▸ **Required work**
Copy all lines containing the string "icon" from the records below.

▸ **Extracted entries**
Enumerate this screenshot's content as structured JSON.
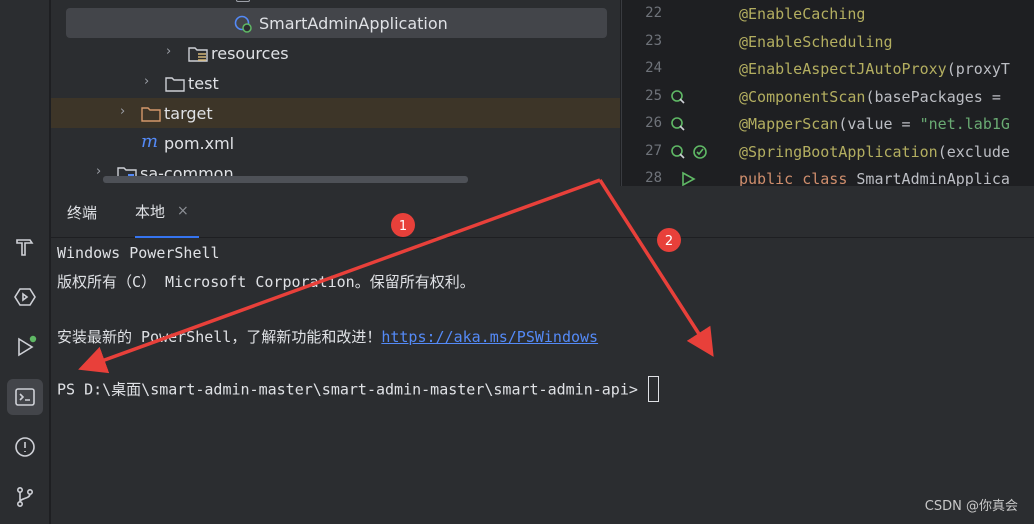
{
  "tree": {
    "items": [
      {
        "label": "SmartAdminApplication",
        "icon": "spring-class-icon"
      },
      {
        "label": "resources",
        "icon": "resources-folder-icon"
      },
      {
        "label": "test",
        "icon": "folder-icon"
      },
      {
        "label": "target",
        "icon": "folder-icon"
      },
      {
        "label": "pom.xml",
        "icon": "maven-icon"
      },
      {
        "label": "sa-common",
        "icon": "module-folder-icon"
      }
    ]
  },
  "editor": {
    "lines": [
      {
        "num": "22",
        "parts": [
          {
            "cls": "ann",
            "t": "@EnableCaching"
          }
        ]
      },
      {
        "num": "23",
        "parts": [
          {
            "cls": "ann",
            "t": "@EnableScheduling"
          }
        ]
      },
      {
        "num": "24",
        "parts": [
          {
            "cls": "ann",
            "t": "@EnableAspectJAutoProxy"
          },
          {
            "cls": "plain",
            "t": "(proxyT"
          }
        ]
      },
      {
        "num": "25",
        "parts": [
          {
            "cls": "ann",
            "t": "@ComponentScan"
          },
          {
            "cls": "plain",
            "t": "(basePackages = "
          }
        ]
      },
      {
        "num": "26",
        "parts": [
          {
            "cls": "ann",
            "t": "@MapperScan"
          },
          {
            "cls": "plain",
            "t": "(value = "
          },
          {
            "cls": "str",
            "t": "\"net.lab1G"
          }
        ]
      },
      {
        "num": "27",
        "parts": [
          {
            "cls": "ann",
            "t": "@SpringBootApplication"
          },
          {
            "cls": "plain",
            "t": "(exclude"
          }
        ]
      },
      {
        "num": "28",
        "parts": [
          {
            "cls": "kw",
            "t": "public class "
          },
          {
            "cls": "plain",
            "t": "SmartAdminApplica"
          }
        ]
      }
    ]
  },
  "panel": {
    "tab_terminal": "终端",
    "tab_local": "本地",
    "close_glyph": "×"
  },
  "terminal": {
    "line1": "Windows PowerShell",
    "line2": "版权所有（C） Microsoft Corporation。保留所有权利。",
    "line3_prefix": "安装最新的 PowerShell，了解新功能和改进！",
    "line3_link": "https://aka.ms/PSWindows",
    "prompt": "PS D:\\桌面\\smart-admin-master\\smart-admin-master\\smart-admin-api>"
  },
  "annotations": {
    "marker1": "1",
    "marker2": "2",
    "color": "#e8403a"
  },
  "watermark": "CSDN @你真会",
  "colors": {
    "accent": "#3574f0",
    "link": "#548af7",
    "annotation": "#b3ae60"
  }
}
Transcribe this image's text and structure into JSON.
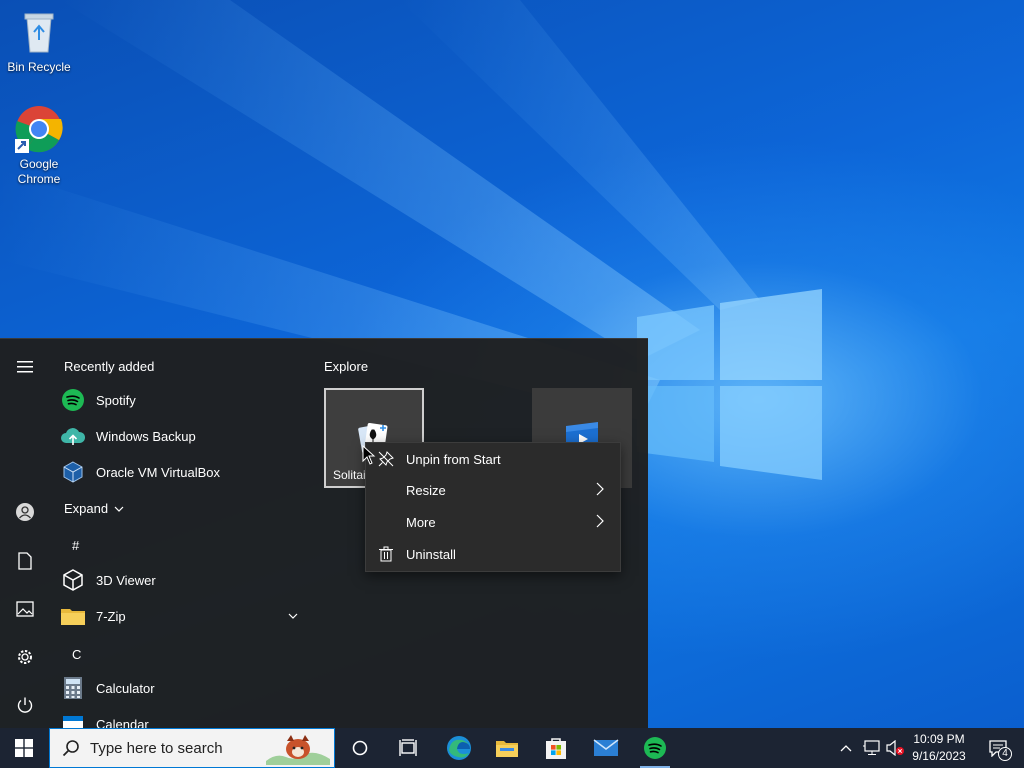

▸ **Reply**
        "icon": "spring-class-icon"
        "icon": "resources-folder-icon"
        "icon": "folder-icon"
        "icon": "folder-icon"
        "icon": "maven-icon"
        "icon": "module-folder-icon"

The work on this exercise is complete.